**Task to carry out:** Whenever a line in this data holds the word "Wore", report that line in full.

↓

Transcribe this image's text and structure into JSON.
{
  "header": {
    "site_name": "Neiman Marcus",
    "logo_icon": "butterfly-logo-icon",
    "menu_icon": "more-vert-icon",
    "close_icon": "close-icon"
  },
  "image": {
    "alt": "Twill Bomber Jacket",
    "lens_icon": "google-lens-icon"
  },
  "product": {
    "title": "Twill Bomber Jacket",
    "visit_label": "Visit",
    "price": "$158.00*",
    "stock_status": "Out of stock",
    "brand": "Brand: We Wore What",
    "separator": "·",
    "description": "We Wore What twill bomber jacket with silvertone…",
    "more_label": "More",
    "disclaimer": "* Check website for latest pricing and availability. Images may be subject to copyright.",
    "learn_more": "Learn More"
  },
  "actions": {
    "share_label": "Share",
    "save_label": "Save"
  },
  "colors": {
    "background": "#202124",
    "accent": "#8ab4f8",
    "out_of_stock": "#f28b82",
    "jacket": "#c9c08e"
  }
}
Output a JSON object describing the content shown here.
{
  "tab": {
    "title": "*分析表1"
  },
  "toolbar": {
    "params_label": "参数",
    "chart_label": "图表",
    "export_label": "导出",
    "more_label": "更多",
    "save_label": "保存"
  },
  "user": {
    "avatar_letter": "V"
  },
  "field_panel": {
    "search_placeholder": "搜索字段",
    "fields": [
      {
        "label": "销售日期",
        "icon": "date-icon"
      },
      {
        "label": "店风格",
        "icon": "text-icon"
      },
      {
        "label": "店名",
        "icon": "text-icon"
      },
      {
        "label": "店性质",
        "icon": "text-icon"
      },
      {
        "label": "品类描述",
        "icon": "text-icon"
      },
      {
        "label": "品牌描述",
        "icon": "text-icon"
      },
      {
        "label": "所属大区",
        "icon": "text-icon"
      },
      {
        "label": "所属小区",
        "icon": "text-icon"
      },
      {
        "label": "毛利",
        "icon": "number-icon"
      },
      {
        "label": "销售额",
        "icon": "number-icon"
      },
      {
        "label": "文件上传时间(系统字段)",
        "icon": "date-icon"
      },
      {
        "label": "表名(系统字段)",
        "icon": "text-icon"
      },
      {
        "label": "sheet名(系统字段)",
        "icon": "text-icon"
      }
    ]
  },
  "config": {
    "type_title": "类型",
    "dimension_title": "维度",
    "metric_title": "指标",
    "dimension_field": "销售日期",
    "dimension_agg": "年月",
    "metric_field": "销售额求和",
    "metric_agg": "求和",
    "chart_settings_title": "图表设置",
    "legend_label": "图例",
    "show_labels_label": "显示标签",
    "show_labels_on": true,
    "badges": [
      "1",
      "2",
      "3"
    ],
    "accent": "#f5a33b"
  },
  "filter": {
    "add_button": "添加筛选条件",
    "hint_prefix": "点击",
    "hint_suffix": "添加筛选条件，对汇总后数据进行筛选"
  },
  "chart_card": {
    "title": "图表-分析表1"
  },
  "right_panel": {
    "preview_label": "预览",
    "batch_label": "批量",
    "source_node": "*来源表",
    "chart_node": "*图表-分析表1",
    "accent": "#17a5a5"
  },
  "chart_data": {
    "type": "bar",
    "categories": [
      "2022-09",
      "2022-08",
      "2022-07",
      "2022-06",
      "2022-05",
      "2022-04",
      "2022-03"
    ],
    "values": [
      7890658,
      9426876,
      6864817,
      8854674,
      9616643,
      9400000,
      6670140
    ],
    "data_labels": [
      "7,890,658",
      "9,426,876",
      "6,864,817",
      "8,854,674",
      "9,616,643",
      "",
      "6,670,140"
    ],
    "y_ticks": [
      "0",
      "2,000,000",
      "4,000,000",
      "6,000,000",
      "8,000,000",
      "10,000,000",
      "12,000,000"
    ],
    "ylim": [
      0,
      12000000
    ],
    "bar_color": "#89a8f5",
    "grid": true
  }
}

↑

**Solution:**
    "brand": "Brand: We Wore What",
    "description": "We Wore What twill bomber jacket with silvertone…",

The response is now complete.